[Page and application data records]
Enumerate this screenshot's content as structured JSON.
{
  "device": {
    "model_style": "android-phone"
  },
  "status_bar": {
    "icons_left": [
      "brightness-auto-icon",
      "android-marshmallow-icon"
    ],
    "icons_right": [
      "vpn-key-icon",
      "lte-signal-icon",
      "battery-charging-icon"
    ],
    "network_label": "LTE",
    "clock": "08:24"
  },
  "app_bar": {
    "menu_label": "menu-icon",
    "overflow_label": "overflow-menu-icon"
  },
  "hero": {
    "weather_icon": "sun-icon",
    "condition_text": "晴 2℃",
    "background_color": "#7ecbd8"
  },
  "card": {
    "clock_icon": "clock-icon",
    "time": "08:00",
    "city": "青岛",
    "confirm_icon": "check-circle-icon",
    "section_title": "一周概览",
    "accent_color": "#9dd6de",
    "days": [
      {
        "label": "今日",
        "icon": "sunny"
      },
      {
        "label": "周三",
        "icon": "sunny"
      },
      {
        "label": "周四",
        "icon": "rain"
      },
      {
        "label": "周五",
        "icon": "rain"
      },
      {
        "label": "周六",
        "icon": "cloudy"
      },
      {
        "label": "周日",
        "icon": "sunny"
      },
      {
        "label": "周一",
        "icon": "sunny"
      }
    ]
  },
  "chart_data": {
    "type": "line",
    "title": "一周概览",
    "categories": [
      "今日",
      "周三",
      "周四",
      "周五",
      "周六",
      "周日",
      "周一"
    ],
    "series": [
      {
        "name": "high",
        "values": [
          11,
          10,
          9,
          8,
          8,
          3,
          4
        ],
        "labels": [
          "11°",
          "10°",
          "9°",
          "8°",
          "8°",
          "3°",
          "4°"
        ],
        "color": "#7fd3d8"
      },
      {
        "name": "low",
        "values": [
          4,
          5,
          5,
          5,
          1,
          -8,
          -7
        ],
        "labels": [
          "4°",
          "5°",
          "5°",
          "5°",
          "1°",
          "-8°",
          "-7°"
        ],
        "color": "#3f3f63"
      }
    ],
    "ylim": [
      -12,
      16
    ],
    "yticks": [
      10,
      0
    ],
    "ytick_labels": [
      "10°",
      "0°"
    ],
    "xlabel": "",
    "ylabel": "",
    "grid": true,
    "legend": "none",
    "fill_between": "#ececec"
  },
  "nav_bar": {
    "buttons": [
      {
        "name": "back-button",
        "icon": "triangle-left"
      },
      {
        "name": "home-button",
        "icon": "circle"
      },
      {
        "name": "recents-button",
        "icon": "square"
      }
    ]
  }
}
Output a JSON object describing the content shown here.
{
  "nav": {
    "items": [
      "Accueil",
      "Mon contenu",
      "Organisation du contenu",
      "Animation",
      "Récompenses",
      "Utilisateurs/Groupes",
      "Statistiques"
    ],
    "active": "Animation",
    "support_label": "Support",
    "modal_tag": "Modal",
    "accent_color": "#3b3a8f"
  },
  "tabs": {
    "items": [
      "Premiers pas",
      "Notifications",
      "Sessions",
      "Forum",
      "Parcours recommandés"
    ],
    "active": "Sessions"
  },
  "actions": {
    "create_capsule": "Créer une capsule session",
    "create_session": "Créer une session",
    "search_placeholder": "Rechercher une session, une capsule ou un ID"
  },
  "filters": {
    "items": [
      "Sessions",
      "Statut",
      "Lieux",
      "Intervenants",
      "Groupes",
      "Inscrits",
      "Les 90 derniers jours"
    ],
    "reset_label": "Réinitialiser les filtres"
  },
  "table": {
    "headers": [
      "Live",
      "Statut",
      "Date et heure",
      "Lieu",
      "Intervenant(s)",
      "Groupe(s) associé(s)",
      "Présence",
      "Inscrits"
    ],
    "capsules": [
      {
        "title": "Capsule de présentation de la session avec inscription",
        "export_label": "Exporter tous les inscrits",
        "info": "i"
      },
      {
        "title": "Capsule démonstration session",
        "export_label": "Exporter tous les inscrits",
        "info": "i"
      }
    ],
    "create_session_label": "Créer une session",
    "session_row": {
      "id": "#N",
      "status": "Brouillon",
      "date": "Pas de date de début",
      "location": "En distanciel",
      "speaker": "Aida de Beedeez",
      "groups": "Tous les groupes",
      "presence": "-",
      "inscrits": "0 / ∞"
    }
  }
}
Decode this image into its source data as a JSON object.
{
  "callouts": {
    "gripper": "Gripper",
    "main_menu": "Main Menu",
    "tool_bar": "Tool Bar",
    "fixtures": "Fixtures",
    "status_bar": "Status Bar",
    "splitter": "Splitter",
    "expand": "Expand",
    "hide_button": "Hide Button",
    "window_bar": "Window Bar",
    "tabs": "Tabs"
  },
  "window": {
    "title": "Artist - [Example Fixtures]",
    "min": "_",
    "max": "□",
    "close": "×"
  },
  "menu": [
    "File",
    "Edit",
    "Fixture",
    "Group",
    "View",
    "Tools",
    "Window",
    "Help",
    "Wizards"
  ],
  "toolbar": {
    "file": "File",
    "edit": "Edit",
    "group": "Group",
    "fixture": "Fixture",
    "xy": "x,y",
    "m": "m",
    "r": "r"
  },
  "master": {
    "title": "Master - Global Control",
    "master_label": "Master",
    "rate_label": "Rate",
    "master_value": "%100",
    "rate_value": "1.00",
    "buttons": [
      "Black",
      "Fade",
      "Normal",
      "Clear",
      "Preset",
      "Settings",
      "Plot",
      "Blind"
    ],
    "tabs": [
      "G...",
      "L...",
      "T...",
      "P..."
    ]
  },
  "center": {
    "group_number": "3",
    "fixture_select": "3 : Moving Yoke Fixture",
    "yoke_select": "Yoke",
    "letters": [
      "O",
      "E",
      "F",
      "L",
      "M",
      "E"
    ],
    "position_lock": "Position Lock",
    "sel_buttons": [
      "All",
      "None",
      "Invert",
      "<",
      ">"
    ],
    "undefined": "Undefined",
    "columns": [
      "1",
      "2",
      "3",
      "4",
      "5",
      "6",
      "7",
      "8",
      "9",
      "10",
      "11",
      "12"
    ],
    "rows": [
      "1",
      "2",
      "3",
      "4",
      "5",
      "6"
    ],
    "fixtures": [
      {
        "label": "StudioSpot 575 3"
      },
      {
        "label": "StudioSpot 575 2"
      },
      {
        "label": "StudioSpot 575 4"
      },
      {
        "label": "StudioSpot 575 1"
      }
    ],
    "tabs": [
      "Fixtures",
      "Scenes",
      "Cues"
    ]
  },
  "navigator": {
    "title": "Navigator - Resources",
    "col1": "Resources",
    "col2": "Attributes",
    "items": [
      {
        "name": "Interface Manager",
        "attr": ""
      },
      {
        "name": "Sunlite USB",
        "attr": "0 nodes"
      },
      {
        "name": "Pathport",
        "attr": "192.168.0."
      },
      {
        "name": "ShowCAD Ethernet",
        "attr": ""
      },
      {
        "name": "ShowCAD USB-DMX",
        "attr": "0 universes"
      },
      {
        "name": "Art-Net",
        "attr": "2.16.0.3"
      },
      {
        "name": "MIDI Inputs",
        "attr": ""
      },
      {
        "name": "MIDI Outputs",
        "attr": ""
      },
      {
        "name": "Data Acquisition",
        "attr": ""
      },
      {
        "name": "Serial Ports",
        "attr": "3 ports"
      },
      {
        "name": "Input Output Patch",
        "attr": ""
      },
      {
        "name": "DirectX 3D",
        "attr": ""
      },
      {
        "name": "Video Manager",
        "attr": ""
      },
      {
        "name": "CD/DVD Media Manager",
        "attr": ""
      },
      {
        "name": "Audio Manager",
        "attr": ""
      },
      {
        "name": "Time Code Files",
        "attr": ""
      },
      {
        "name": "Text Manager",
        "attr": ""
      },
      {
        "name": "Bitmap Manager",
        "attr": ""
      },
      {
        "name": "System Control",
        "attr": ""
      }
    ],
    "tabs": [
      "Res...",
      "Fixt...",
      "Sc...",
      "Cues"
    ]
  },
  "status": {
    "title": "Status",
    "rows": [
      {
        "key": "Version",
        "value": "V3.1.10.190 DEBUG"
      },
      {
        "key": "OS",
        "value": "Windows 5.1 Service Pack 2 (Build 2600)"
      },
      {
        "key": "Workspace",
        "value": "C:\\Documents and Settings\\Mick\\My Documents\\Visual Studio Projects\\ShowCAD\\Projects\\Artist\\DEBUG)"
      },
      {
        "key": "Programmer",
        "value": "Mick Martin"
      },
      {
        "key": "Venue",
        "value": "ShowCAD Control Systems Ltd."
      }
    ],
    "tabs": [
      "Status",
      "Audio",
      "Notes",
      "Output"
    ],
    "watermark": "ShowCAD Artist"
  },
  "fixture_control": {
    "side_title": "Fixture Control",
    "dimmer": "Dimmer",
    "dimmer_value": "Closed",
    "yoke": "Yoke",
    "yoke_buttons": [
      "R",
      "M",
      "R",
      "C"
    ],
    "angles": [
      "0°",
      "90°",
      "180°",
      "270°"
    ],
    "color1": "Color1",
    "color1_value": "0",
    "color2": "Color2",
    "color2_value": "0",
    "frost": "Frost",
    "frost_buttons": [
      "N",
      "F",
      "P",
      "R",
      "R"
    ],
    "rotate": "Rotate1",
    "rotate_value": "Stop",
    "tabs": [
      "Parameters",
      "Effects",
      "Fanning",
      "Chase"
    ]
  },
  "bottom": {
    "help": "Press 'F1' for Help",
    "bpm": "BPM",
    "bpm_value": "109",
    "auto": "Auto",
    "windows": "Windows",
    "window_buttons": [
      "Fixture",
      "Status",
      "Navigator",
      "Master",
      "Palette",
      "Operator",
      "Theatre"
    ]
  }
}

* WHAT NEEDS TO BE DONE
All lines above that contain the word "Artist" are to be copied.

* RESULT OF THIS TASK
    "title": "Artist - [Example Fixtures]",
        "value": "C:\\Documents and Settings\\Mick\\My Documents\\Visual Studio Projects\\ShowCAD\\Projects\\Artist\\DEBUG)"
    "watermark": "ShowCAD Artist"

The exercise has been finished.